HOW TO COMPLETE THIS TASK:
Beginning at the line that contains "Serialize everything readable" and ending at the last line of the entries, write out each line exactly; include nothing outside that span.

Page and application data records
[Start of Attachment]
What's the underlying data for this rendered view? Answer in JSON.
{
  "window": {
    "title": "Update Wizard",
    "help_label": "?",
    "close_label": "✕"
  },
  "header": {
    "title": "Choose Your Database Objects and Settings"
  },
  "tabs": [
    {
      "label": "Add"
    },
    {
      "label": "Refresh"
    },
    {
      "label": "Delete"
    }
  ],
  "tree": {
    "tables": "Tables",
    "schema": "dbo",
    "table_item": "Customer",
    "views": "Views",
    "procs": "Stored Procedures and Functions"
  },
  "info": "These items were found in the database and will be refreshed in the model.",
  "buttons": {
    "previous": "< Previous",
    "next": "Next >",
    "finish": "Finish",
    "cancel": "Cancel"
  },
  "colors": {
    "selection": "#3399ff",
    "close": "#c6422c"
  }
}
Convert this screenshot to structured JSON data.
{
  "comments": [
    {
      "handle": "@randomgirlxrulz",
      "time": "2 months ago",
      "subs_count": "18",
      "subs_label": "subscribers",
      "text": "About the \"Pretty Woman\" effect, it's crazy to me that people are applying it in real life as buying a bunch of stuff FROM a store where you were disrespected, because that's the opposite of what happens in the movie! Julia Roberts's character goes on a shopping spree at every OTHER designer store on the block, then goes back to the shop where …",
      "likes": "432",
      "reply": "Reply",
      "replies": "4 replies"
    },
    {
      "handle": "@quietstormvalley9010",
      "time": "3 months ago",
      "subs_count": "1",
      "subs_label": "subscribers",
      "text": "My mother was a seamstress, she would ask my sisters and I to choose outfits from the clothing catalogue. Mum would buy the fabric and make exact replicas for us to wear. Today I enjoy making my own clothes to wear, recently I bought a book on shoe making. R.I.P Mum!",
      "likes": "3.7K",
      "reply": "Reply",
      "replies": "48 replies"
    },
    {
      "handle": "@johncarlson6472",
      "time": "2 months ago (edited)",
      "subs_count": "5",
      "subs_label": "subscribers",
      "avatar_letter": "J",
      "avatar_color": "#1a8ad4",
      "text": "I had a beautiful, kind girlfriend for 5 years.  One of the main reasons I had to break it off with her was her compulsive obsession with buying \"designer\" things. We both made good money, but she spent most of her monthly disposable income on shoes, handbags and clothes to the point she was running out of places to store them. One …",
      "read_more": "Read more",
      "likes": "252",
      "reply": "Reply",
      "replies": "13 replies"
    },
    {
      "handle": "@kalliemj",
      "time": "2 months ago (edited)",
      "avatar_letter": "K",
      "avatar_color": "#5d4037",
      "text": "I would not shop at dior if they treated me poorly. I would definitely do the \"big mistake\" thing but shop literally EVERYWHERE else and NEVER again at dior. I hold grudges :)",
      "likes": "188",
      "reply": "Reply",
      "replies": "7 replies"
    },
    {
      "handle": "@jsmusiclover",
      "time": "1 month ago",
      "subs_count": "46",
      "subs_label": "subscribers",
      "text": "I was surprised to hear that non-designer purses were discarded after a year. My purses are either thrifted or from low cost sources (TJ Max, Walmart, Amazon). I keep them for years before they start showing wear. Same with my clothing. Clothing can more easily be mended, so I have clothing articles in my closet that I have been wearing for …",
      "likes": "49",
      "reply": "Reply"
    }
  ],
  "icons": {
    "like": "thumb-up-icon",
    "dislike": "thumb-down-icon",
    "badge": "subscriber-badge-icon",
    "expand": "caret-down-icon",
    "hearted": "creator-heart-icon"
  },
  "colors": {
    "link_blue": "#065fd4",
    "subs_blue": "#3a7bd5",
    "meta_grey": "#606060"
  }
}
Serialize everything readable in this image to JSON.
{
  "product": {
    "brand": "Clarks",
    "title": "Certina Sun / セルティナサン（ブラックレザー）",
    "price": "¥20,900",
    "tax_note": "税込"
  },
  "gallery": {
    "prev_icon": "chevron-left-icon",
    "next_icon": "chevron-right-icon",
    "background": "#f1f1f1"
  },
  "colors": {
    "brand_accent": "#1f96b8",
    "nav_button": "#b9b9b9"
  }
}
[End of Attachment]
ANSWER SECTION:
Serialize everything readable in this image to JSON.
{
  "product": {
    "brand": "Clarks",
    "title": "Certina Sun / セルティナサン（ブラックレザー）",
    "price": "¥20,900",
    "tax_note": "税込"
  },
  "gallery": {
    "prev_icon": "chevron-left-icon",
    "next_icon": "chevron-right-icon",
    "background": "#f1f1f1"
  },
  "colors": {
    "brand_accent": "#1f96b8",
    "nav_button": "#b9b9b9"
  }
}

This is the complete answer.